“Such a course of action would be infallibly illogical, doctor, only if these life-forms were not hostile to us. It appears, according to all available data, that they were in fact hostile.” And here comes the Vulcan.
“I don’t need you to point out the obvious! Untried young hands fighting their own adrenaline to try and save a ship less fit for space than my uncle’s antique automobile—why, the situation’s practically inviting panic.” Now we're back to the doctor again. See where this is going?
“Whether or not this cruiser is space-worthy is a matter for the engineering department. The unfortunate presence of adrenaline in humans, however, does not excuse the conduct of Cadet Robinson.”
“Oh, really? If the boy gets a bit wild and pulls the helm away a few degrees to avoid enemy fire, wouldn’t anyone in the same boat forget that other ship turns faster?”
“Given supporting evidence, it is a puzzling error on the cadet’s part, but an error nonetheless.”
“Well, least it’s not illogical, or fascinating, or even interesting. He's got a bump that would put any cadet out of commission for weeks. What would you call that?”
“Now, gentlemen, please. The cadet failed to follow orders precisely, and a proper demand will be given. But the attempt to prevent damage to the vessel did end with some degree of success. I think we’ll consider the discussion at an end.” Finally, the captain's intervened!
You see? That’s what it’s been like for days now, inside my head. The captain usually chimes in at the end with a balanced assessment of the situation, but the other two are having a fine time. Even the snippet of conversation above would tell you that I made a bit of a mistake, but imagine this conversation running constantly. At least they don’t bother me when I sleep, which is plenty.
December 20, 2220

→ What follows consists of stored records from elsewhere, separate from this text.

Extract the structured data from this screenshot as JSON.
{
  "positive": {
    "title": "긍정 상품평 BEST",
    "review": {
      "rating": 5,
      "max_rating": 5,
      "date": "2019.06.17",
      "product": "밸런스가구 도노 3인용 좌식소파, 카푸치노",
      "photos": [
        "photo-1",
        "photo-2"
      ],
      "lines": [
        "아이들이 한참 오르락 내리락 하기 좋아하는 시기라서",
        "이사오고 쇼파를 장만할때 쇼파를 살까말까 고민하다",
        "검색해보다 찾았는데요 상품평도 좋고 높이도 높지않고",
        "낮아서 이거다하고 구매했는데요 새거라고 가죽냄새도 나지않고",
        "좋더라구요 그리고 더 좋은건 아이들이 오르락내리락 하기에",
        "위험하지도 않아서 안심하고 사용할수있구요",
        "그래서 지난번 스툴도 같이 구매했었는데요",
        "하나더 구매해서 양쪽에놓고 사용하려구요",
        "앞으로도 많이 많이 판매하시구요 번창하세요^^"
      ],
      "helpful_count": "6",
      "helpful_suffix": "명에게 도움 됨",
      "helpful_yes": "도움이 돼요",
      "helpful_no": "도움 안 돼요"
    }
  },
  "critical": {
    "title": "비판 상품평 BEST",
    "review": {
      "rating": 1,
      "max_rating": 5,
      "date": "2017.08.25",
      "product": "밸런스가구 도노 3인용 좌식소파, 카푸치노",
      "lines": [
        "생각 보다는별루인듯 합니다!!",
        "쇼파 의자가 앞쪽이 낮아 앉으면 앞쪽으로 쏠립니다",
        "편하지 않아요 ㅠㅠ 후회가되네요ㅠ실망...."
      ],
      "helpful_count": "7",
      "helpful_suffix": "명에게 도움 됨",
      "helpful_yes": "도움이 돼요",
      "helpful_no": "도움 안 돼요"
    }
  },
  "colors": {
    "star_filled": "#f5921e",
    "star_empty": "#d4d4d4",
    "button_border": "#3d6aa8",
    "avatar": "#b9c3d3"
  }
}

The Commander came to see me today, an interview which wasn’t as terrible as I thought.
“Sam,” he said, “please tell me you weren’t daydreaming when the interference surfaced.”
I shook my head—carefully, so as not to disturb the injury—and said, “No, I don’t think I was. All three of them were reasonably quiet, and I was focused on the helm.”

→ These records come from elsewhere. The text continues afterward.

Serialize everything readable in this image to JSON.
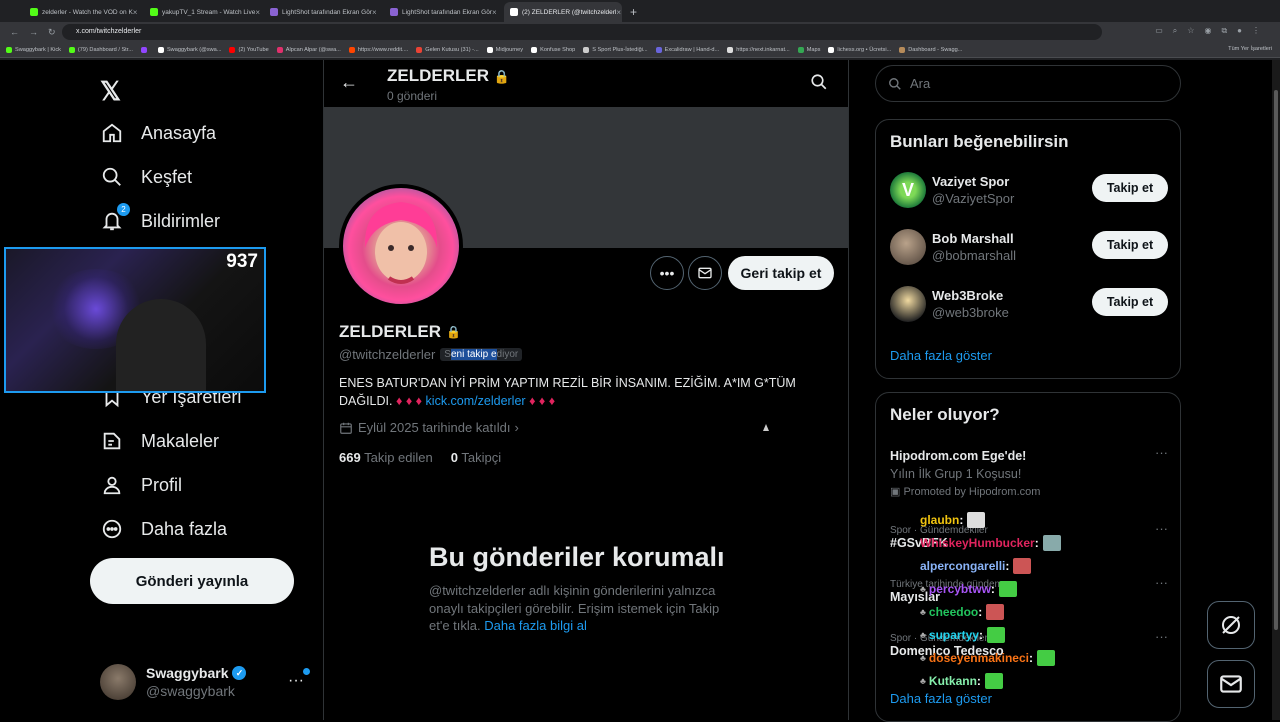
{
  "browser": {
    "tabs": [
      {
        "title": "zelderler - Watch the VOD on K",
        "color": "#53fc18",
        "active": false
      },
      {
        "title": "yakupTV_1 Stream - Watch Live",
        "color": "#53fc18",
        "active": false
      },
      {
        "title": "LightShot tarafından Ekran Gör",
        "color": "#8a63d2",
        "active": false
      },
      {
        "title": "LightShot tarafından Ekran Gör",
        "color": "#8a63d2",
        "active": false
      },
      {
        "title": "(2) ZELDERLER (@twitchzelderl",
        "color": "#ffffff",
        "active": true
      }
    ],
    "url": "x.com/twitchzelderler",
    "bookmarks": [
      {
        "label": "Swaggybark | Kick",
        "color": "#53fc18"
      },
      {
        "label": "(79) Dashboard / Str...",
        "color": "#53fc18"
      },
      {
        "label": "",
        "color": "#9146ff"
      },
      {
        "label": "Swaggybark (@swa...",
        "color": "#ffffff"
      },
      {
        "label": "(2) YouTube",
        "color": "#ff0000"
      },
      {
        "label": "Alpcan Alpar (@swa...",
        "color": "#e1306c"
      },
      {
        "label": "https://www.reddit....",
        "color": "#ff4500"
      },
      {
        "label": "Gelen Kutusu (31) -...",
        "color": "#ea4335"
      },
      {
        "label": "Midjourney",
        "color": "#ffffff"
      },
      {
        "label": "Konfuse Shop",
        "color": "#ffffff"
      },
      {
        "label": "S Sport Plus-İstediği...",
        "color": "#cccccc"
      },
      {
        "label": "Excalidraw | Hand-d...",
        "color": "#6965db"
      },
      {
        "label": "https://next.inkarnat...",
        "color": "#dddddd"
      },
      {
        "label": "Maps",
        "color": "#34a853"
      },
      {
        "label": "lichess.org • Ücretsi...",
        "color": "#ffffff"
      },
      {
        "label": "Dashboard - Swagg...",
        "color": "#b68b5a"
      }
    ],
    "bookmarks_right": "Tüm Yer İşaretleri"
  },
  "nav": {
    "home": "Anasayfa",
    "explore": "Keşfet",
    "notifications": "Bildirimler",
    "notifications_badge": "2",
    "bookmarks": "Yer İşaretleri",
    "articles": "Makaleler",
    "profile": "Profil",
    "more": "Daha fazla",
    "post_button": "Gönderi yayınla"
  },
  "me": {
    "name": "Swaggybark",
    "handle": "@swaggybark"
  },
  "webcam": {
    "viewer_count": "937"
  },
  "profile": {
    "header_title": "ZELDERLER",
    "header_posts": "0 gönderi",
    "name": "ZELDERLER",
    "handle": "@twitchzelderler",
    "follows_you_part1": "S",
    "follows_you_part2": "eni takip e",
    "follows_you_part3": "diyor",
    "bio_text": "ENES BATUR'DAN İYİ PRİM YAPTIM REZİL BİR İNSANIM.  EZİĞİM.  A*IM G*TÜM DAĞILDI. ",
    "bio_diamonds1": "♦ ♦ ♦",
    "bio_link": "kick.com/zelderler",
    "bio_diamonds2": "♦ ♦ ♦",
    "joined": "Eylül 2025 tarihinde katıldı",
    "following_count": "669",
    "following_label": "Takip edilen",
    "followers_count": "0",
    "followers_label": "Takipçi",
    "follow_back": "Geri takip et",
    "protected_title": "Bu gönderiler korumalı",
    "protected_text": "@twitchzelderler adlı kişinin gönderilerini yalnızca onaylı takipçileri görebilir. Erişim istemek için Takip et'e tıkla. ",
    "protected_link": "Daha fazla bilgi al"
  },
  "right": {
    "search_placeholder": "Ara",
    "who_to_follow_title": "Bunları beğenebilirsin",
    "suggestions": [
      {
        "name": "Vaziyet Spor",
        "handle": "@VaziyetSpor",
        "button": "Takip et"
      },
      {
        "name": "Bob Marshall",
        "handle": "@bobmarshall",
        "button": "Takip et"
      },
      {
        "name": "Web3Broke",
        "handle": "@web3broke",
        "button": "Takip et"
      }
    ],
    "show_more": "Daha fazla göster",
    "trends_title": "Neler oluyor?",
    "trends": [
      {
        "title": "Hipodrom.com Ege'de!",
        "subtitle": "Yılın İlk Grup 1 Koşusu!",
        "promo": "Promoted by Hipodrom.com"
      },
      {
        "context": "Spor · Gündemdekiler",
        "title": "#GSvBFK"
      },
      {
        "context": "Türkiye tarihinde gündem",
        "title": "Mayıslar"
      },
      {
        "context": "Spor · Gündemdekiler",
        "title": "Domenico Tedesco"
      }
    ],
    "trends_show_more": "Daha fazla göster"
  },
  "chat": [
    {
      "user": "glaubn",
      "sep": " :",
      "color": "#f1c40f"
    },
    {
      "user": "WhiskeyHumbucker",
      "sep": " :",
      "color": "#e0245e"
    },
    {
      "user": "alpercongarelli",
      "sep": " :",
      "color": "#8ab4f8"
    },
    {
      "user": "percybtww",
      "sep": " :",
      "color": "#a855f7"
    },
    {
      "user": "cheedoo",
      "sep": " :",
      "color": "#22c55e"
    },
    {
      "user": "supartyy",
      "sep": " :",
      "color": "#22d3ee"
    },
    {
      "user": "doseyenmakineci",
      "sep": " :",
      "color": "#f97316"
    },
    {
      "user": "Kutkann",
      "sep": " :",
      "color": "#86efac"
    }
  ]
}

“But the error was still yours,” he pointed out, gently enough.
“Yes, sir, I admit that. I’ll remember to adjust my calculations for the next encounter.”

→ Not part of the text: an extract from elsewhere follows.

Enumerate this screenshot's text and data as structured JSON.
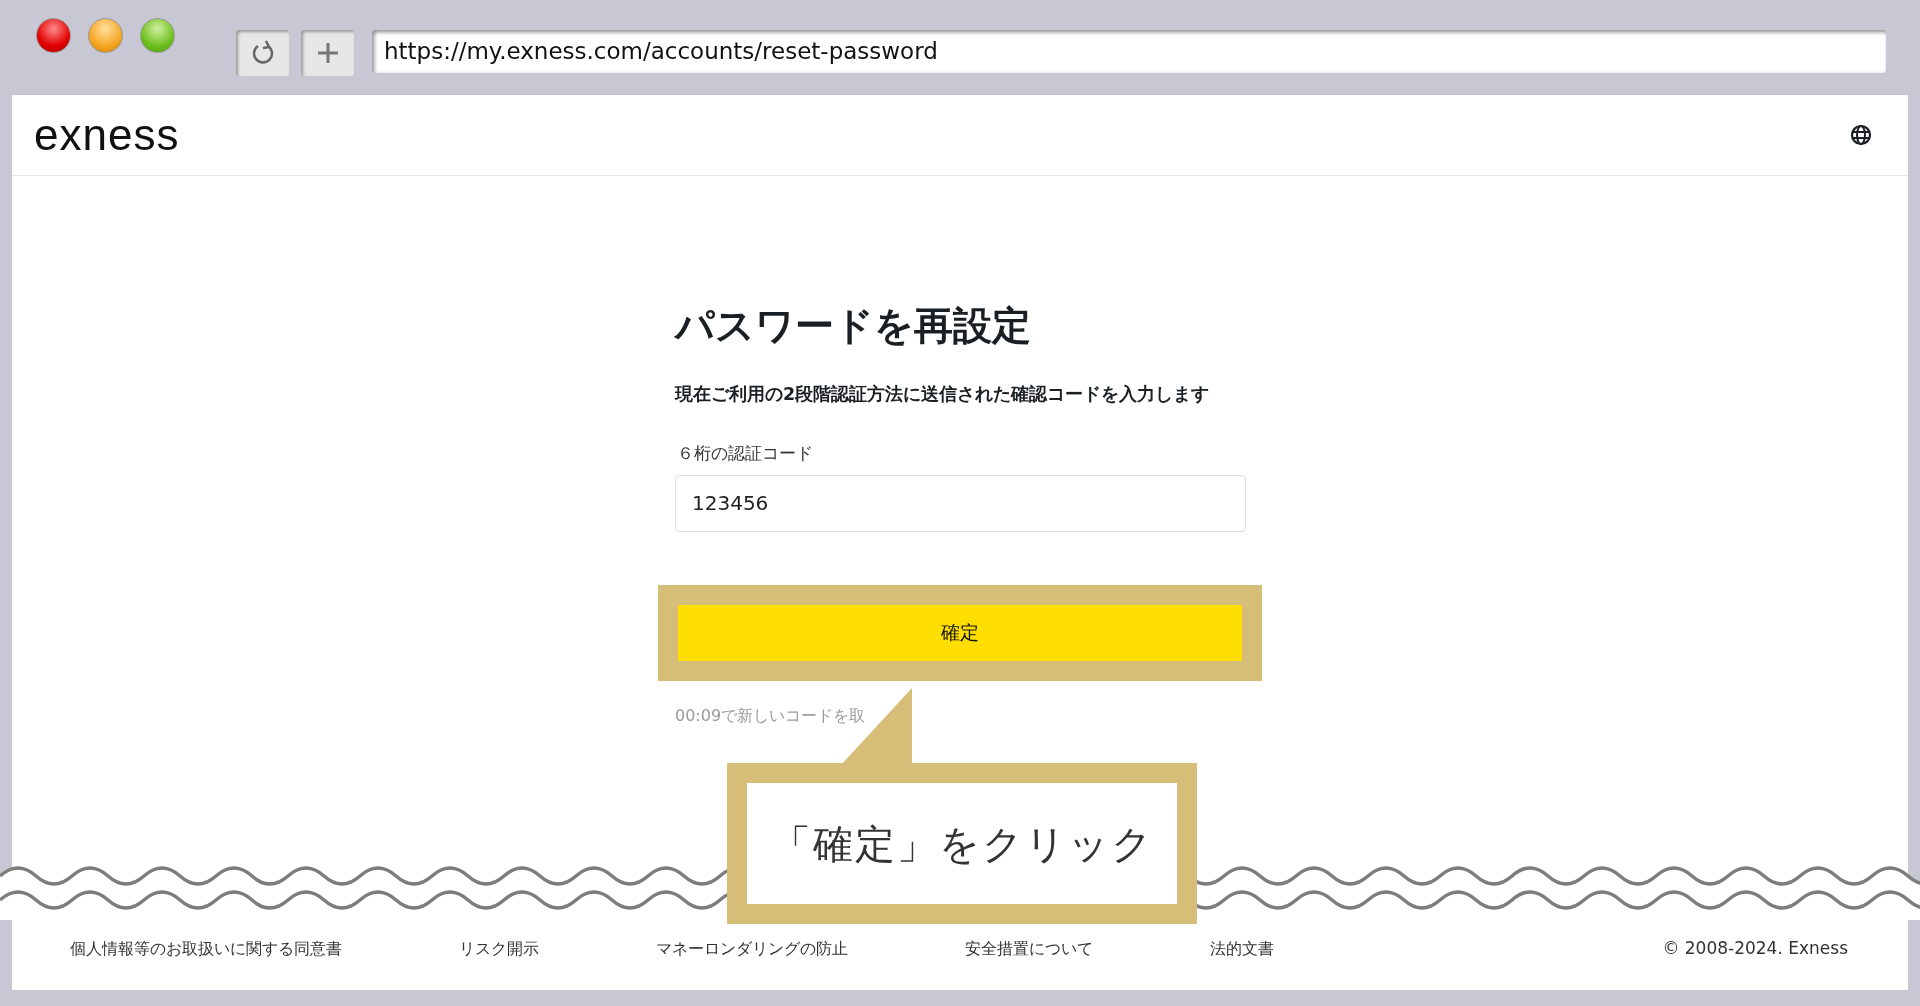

He smiled a little, so I figured I wasn’t in scorching trouble. “I think I’ll do the adjusting, and you’ll make sure to follow orders to the letter. Fair?”
“Of course, Commander. You’re never anything except fair.”
At this point, I was doing my best not to smile, but I don’t think he noticed. Starting today, I’m officially out of the infirmary, and I think I’ll go back on duty soon. Oddly enough, the threesome is strangely quiet today.
December 24, 2220
Merry Christmas to the world’s best Grandmam! I’m going to punch this in, encrypt it, and send it on its electronic way today. We’re orbiting GT-937 now, but we can still make these long-distance transmissions from the cruiser. I’m sending this before we go down surface to celebrate with Loretta. I don’t think the life forms she’s befriended have this holiday, but we’ll have an illuminating cultural exchange all the same.
Does the Vulcan say illuminating? I can’t remember. He hasn't said anything since the Commander came to see me. Maybe he’s in awe of the Commander’s logic, or something. The doctor’s happy we’re having warm feelings and hot cider (or at least the GT-937 equivalent). I’m sure the captain’s just happy not to arbitrate their disputes for a day or two. And Cadet Sam Robinson’s more or less back at the helm of the ship inside his head. So, everyone’s happy.
The Commander’s just been in, a lightning strike visit. He’s wondering what you would like for Christmas. If you send a reply soon, he might get it to you by New Year’s, via prearranged Earth-bound transport (I know you don’t trust those, but he’ll be happy if you humor him).
“You have a wonderful great-grandmother,” he said, halfway out the door. “Don’t forget that.”
As if he has to remind me. “Sure, Dad,” I said. “I don’t think I’ve ever forgotten.”
And the threesome didn’t say anything—it was all-genuine Sam. What do you think of that?